probing deeper, an intricate web of
tails and fans came into view in the
space between the galaxies.
This stunning image is a snapshot of
the history of the Virgo Cluster. In
this long exposure, the light of the
cosmic castaways is able to shine
visibly in the spaces between
There is another way to see cosmic
castaways – by observing the
individual stars directly. This is only
possible for the brightest castaway
stars, because galaxy clusters are so
far away. The most abundant of
these bright stars are the majestic
Red Giants.
Visible VC. Slowly
crossfade to IC light image
starting at “as it looked
Crossfade complete. Fade
Orange star swells and
turns red. Fast zoom back
to Earth orbit – Hubble
pointed in star’s direction.
Our cosmic castaway’s journey lasted
billions of years. Over this time, it has
swelled to several hundred times its
original size and cooled, becoming a
Red Giant star. Now, in the darkness
far from its original home, it is nearing
the end of its life. Because of the
star’s enormous size, it also very
bright, several thousand times
brighter than our Sun, making it
visible to powerful telescopes like the
Hubble Space Telescope. As bright
as the Red Giant is, it is very far
away, so it will be very faint even to
the Hubble Space Telescope.
Here is an image of one piece of the
VC HST image. Fade out.
Virgo Cluster. Zooming in, we find a
faint sprinkling of red objects. These
are individual Red Giant castaways,
peers to the star that we have
followed, each of them lost forever
between the galaxies.
If some stars can become cosmic
Start with Sun/ SS pull back
castaways, we have to wonder, can
to Cox and Loeb Sequence
our Sun, traveling within the Milky
starting at “collision course”.
Way galaxy, get lost to the voids as
At the end of the sequence,
well? Our Milky Way galaxy is not
zoom back in and parallel
part of a cluster, but it is not alone in
opening scene, this time
the Universe. There is a bigger
with Sun/ Earth.
galaxy nearby – the Andromeda
Galaxy - and it is on a collision course
with the Milky Way. Billions of years
from now, the two galaxies will collide
and begin to merge due to their
gravitational pull.

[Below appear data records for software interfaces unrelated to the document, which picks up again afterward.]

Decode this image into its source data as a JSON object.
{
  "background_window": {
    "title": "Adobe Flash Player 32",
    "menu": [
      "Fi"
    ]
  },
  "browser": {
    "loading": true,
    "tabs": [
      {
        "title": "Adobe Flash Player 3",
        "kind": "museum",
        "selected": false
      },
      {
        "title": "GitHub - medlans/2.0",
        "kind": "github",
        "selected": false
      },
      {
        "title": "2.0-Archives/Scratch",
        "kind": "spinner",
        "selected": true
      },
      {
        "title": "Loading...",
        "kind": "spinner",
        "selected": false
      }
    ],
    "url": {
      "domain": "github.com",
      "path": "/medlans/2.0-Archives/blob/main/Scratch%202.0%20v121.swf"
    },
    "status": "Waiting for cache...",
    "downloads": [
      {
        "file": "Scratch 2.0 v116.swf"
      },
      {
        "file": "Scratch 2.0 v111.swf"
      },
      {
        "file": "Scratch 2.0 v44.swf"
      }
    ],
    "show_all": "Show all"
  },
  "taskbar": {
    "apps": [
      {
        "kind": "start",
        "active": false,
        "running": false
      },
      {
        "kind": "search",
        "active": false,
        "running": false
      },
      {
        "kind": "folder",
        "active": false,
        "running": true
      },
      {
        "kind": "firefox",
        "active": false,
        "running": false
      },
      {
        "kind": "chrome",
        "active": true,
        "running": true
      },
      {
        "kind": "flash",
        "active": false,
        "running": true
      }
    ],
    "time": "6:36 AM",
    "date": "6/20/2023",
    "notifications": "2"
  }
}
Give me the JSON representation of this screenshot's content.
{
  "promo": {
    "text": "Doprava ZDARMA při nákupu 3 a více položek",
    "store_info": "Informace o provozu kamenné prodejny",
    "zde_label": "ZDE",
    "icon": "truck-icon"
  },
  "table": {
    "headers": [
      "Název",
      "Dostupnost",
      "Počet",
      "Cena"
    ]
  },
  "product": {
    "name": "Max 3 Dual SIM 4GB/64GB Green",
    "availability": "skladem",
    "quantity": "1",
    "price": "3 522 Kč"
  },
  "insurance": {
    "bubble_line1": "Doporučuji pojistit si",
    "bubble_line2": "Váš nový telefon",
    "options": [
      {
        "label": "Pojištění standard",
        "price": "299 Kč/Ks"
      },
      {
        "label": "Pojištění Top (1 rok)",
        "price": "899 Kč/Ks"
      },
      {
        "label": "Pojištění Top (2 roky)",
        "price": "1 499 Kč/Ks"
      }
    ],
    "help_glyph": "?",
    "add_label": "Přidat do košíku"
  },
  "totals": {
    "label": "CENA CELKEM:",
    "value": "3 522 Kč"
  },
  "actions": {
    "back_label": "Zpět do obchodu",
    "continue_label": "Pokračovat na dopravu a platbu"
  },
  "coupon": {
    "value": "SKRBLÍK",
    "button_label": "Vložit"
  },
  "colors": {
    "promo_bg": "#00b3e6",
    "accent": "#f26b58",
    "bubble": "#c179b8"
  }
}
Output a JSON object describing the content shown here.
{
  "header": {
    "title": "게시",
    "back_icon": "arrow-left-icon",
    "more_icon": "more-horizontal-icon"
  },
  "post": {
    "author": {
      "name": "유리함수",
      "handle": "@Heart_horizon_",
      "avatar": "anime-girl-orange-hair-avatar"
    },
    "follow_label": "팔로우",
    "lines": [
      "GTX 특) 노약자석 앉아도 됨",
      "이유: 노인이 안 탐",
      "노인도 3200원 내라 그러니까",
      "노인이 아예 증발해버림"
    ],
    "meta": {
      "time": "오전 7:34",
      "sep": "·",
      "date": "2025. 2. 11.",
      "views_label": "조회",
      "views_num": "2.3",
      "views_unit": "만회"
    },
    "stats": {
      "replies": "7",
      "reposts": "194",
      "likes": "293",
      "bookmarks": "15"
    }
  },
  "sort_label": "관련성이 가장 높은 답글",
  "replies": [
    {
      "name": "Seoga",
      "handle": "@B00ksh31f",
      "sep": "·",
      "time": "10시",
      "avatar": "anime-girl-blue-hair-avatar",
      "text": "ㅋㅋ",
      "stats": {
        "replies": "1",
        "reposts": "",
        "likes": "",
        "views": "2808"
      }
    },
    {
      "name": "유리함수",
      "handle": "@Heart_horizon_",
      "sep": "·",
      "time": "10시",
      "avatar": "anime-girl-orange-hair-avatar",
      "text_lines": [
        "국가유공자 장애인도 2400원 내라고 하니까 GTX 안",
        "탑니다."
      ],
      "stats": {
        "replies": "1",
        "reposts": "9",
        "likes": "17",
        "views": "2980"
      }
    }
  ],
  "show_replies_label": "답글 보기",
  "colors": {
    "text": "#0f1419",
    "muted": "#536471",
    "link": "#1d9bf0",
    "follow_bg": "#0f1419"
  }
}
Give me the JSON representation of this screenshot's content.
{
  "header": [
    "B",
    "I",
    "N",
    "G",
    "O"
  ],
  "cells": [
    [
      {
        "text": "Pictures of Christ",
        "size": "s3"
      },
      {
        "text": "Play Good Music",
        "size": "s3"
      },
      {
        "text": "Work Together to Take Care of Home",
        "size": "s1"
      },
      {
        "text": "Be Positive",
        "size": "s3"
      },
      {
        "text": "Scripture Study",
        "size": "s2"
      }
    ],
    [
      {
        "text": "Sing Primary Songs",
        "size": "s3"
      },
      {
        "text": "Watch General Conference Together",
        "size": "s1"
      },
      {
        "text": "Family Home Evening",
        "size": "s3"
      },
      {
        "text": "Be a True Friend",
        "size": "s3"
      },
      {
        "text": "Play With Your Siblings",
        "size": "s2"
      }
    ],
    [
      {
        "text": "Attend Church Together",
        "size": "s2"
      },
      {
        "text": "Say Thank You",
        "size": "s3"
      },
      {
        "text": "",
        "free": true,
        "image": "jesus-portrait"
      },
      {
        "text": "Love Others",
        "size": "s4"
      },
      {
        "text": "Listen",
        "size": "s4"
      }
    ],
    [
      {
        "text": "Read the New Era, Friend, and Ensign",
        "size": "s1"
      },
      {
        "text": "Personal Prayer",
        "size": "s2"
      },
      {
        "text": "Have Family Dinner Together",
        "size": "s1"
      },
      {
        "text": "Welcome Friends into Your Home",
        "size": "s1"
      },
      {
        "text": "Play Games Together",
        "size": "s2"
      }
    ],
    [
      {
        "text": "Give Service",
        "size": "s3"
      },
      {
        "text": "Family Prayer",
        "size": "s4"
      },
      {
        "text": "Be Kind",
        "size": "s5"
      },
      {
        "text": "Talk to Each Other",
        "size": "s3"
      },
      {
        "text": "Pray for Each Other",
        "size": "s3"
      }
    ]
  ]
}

When this happens, many stars will
be flung into the void. Our Sun is
currently about halfway out from the
center of the Milky Way so there is
only a small chance of our solar
system leaving the massive
“Milkdromeda” galaxy that will form in
the wake of our own encounter.
But a small chance is not a zero
chance. No matter what happens, in
the last days of our Sun’s life, it will
be in a very different location with
different neighbors. Perhaps, in our
Sun’s dying days, our descendants
will gaze into a night sky with no
constellations, and nothing but a few
lonely, far away stars and a few faint,
distant star clusters as it drifts in
space as a cosmic castaway.
Slow roll from bottom to top
superimposed over final